PROFILE: SPDR Financial Sector Fund (NYSE: XLF)
The stage is set for a global financial reset. The central bankers in the U.S. and Europe plan to use inflation to wipe away their bad debts. That is their only hope. It will end in crisis, but in the meantime, it's setting up a "nearly risk-free way to make huge gains in bank stocks. Banks today are nearly as strong as they've ever been.
As we expected, financial-stock investors are enjoying one of the biggest trends in the entire market.
In the June 18, 2012 Growth Stock Wire, analyst Larsen Kusick noted how banking stocks were cheap, hated by most investors, and putting in a tradable bottom.
The fundamental case for owning bank stocks is simple: In its bid to pump up the economy, the Fed is keeping borrowing rates very low. This allows banks to pay just a little to borrow money... and then lend it out at higher rates. In late 2011, the euro debt crisis led investors to dump their bank stocks.
The big financial-stock fund (NYSE: XLF) fell from $15.50 per share to nearly $11 in just a few months (a 28% loss). But the Fed's pro-bank policies helped XLF recover.

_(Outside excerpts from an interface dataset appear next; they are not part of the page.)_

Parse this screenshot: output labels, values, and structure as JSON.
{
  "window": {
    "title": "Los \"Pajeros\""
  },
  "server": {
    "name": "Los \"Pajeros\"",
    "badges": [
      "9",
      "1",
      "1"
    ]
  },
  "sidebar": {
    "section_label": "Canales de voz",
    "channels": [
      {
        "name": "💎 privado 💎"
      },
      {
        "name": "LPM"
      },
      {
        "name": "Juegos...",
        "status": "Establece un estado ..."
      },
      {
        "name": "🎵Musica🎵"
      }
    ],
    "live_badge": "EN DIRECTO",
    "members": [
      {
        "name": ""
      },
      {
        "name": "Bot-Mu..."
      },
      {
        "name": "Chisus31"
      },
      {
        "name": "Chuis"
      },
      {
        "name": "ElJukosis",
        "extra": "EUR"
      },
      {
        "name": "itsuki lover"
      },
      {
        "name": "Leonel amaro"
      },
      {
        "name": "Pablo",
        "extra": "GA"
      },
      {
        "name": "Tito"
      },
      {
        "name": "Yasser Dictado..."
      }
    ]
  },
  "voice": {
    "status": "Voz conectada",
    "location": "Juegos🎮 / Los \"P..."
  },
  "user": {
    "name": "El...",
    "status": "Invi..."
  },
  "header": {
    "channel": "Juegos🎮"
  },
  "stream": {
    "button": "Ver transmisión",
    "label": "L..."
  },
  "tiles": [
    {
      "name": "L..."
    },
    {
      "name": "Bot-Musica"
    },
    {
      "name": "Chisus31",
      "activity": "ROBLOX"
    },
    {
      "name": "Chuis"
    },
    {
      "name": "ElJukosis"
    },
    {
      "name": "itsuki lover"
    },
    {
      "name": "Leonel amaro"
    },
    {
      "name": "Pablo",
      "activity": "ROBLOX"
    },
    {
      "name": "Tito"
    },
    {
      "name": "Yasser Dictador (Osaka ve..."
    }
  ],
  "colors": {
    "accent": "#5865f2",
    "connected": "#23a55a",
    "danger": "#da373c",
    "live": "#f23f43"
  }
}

By the spring of 2012, it had made its way back to the $15-per-share area. As you can see from the chart below, things keep getting better for bank stocks. XLF has "broken out" of a sideways trading range in the $15 area. Shares now change hands for more than $18.
Overall, though, the "big trend" here is clear. One of our favorite common-sense methods for finding tradable big trends is one introduced by legendary trader Ed Seykota: Post a chart on the wall, go to the other side of the room, and if you can make out the trend from there, you've got a potentially good "trend trade." With bank stocks, you've got such a trend. And the fundamentals point to this trend running higher and higher.